# REQUIRED WORK:
For every line in the records below that holds "label", make a copy.
EXERCISE DATA below:
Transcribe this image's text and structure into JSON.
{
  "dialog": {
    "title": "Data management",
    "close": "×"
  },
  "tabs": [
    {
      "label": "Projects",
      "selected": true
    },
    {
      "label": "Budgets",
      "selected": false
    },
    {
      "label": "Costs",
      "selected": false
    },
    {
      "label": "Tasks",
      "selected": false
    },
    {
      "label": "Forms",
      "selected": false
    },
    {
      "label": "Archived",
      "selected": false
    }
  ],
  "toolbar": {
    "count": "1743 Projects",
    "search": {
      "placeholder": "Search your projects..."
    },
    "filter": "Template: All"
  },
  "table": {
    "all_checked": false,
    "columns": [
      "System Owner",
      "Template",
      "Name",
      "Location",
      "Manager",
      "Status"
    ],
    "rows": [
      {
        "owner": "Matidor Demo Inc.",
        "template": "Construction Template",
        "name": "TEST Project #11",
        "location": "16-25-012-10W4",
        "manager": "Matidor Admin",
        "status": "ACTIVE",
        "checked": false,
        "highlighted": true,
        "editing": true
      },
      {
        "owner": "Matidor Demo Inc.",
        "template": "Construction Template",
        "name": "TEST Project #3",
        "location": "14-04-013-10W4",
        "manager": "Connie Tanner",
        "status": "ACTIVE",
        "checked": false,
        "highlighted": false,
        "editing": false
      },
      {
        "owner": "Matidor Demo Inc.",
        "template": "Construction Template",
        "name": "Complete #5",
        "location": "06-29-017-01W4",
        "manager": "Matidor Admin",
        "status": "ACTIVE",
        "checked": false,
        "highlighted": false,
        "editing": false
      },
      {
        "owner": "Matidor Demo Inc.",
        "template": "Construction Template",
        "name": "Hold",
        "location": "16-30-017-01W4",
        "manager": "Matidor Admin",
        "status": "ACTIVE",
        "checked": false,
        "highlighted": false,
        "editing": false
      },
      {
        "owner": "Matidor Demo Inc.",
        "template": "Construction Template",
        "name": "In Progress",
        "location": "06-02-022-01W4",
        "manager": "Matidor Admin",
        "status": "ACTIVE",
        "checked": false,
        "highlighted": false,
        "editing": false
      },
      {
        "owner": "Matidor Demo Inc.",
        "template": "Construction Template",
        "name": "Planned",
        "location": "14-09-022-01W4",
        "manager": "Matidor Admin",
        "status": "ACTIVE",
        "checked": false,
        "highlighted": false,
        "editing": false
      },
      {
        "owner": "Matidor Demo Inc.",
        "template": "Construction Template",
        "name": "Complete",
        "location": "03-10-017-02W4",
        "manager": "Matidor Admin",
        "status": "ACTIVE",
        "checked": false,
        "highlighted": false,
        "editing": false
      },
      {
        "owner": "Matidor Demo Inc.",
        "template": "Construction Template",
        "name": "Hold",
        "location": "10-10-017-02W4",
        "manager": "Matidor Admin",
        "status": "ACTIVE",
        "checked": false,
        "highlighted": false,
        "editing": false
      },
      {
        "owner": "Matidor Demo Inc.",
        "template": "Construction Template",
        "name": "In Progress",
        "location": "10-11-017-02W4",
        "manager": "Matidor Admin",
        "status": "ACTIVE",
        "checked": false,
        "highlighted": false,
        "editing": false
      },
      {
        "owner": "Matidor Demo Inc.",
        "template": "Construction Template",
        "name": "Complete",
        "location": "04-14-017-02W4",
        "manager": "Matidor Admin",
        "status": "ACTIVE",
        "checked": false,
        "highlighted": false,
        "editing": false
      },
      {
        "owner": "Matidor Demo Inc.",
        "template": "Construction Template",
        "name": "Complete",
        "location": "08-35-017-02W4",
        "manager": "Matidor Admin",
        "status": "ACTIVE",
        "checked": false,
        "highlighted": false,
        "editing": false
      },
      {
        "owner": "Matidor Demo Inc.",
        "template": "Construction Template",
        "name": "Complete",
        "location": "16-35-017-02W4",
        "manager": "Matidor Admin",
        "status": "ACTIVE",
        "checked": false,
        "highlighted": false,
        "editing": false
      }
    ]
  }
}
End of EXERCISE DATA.
# EXERCISE RESPONSE:
      "label": "Projects",
      "label": "Budgets",
      "label": "Costs",
      "label": "Tasks",
      "label": "Forms",
      "label": "Archived",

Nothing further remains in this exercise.